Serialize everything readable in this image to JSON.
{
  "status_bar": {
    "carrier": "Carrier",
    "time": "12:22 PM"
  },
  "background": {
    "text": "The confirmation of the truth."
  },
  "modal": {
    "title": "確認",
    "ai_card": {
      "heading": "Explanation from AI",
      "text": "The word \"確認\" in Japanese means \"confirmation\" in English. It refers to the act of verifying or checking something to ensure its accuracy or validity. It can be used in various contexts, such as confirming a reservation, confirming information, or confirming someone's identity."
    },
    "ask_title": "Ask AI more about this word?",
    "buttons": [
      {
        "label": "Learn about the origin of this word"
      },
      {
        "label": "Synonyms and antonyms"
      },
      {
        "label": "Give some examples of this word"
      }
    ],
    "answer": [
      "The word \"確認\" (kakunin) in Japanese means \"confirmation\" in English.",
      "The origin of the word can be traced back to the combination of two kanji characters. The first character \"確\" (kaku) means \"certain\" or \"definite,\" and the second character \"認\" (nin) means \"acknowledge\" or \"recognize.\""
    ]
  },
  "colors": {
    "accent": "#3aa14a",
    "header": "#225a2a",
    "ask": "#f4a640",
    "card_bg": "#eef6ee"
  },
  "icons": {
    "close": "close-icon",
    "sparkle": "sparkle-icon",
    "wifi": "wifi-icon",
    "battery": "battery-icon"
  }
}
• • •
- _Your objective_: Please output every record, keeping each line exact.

- _Task response_:
Serialize everything readable in this image to JSON.
{
  "status_bar": {
    "carrier": "Carrier",
    "time": "12:22 PM"
  },
  "background": {
    "text": "The confirmation of the truth."
  },
  "modal": {
    "title": "確認",
    "ai_card": {
      "heading": "Explanation from AI",
      "text": "The word \"確認\" in Japanese means \"confirmation\" in English. It refers to the act of verifying or checking something to ensure its accuracy or validity. It can be used in various contexts, such as confirming a reservation, confirming information, or confirming someone's identity."
    },
    "ask_title": "Ask AI more about this word?",
    "buttons": [
      {
        "label": "Learn about the origin of this word"
      },
      {
        "label": "Synonyms and antonyms"
      },
      {
        "label": "Give some examples of this word"
      }
    ],
    "answer": [
      "The word \"確認\" (kakunin) in Japanese means \"confirmation\" in English.",
      "The origin of the word can be traced back to the combination of two kanji characters. The first character \"確\" (kaku) means \"certain\" or \"definite,\" and the second character \"認\" (nin) means \"acknowledge\" or \"recognize.\""
    ]
  },
  "colors": {
    "accent": "#3aa14a",
    "header": "#225a2a",
    "ask": "#f4a640",
    "card_bg": "#eef6ee"
  },
  "icons": {
    "close": "close-icon",
    "sparkle": "sparkle-icon",
    "wifi": "wifi-icon",
    "battery": "battery-icon"
  }
}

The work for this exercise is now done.